Have you prepared managers in advance? According to the latest ROI Benchmark Report, people managers are the most credible source of information for employees, and ideally they should be the ones to deliver difficult news to their team members. Prep managers so they can fulfill this critical role. Schedule confidential briefing sessions prior to the announcement so managers have an opportunity to absorb why the action is being taken, the announcement timeline and their role in delivering the news. Equip managers with key facts, talking points and FAQs, and ensure they have time to review the information and ask questions before they need to take action.

Are you set up to deliver the news in a respectful and compassionate manner? Delivering difficult news is always best in person. However, with remote working due to COVID-19, this is often not feasible. Prep leaders to deliver the news virtually while still providing a personal approach.

  • Whenever possible, deliver the news in a 1:1 setting versus large group meetings. If this is not possible due to the number of employees impacted, announce the changes in a large group setting but immediately follow up with small breakout sessions to allow for dialogue and questions.
  • Ensure leaders arrive early for the call.
  • Leaders should also plan to block off extra time after the meeting in case the conversation runs long.
  • After delivering the news, leaders should take their cue from the employee. If the employee wants to talk, listen. If the employee needs time to process the news, offer to schedule time to talk again.
  • Be prepared for a range of emotions, including anger and tears. Let the employee vent. It is very important they feel heard and supported.

Where to turn for help

Know that the ROI team is here to help you effectively deliver difficult organizational news while ensuring that impacted employees feel informed, valued and respected throughout the process.

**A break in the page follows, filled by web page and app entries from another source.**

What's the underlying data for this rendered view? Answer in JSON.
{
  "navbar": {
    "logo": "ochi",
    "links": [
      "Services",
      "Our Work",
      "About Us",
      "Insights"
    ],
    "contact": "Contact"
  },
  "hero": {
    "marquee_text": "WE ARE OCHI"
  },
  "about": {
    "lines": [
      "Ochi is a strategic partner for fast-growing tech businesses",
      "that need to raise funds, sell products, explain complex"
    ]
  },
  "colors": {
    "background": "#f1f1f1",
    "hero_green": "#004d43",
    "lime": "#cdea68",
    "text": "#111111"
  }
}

Here are just a few examples of how we can support you:

  • Communication planning for layoffs and org restructurings
  • Message development for difficult news
  • Manager briefings and toolkits
  • Communication measurement and dashboards to track employee sentiment and engagement

Contributor

Claire Berney Headshot

Claire Berney, Senior Vice President and Account Director, ROI

 


 

About ROI Communication

We believe people should feel inspired at work. Because inspired people deliver extraordinary results.

We know what it takes to turn a company into a community. With 18 years of employee engagement expertise, we craft innovative, purpose-driven strategies that connect cultures and create brand champions. And we do it all — from planning and creative development, to execution and measuring results — with joy in our hearts and a commitment to doing the right thing.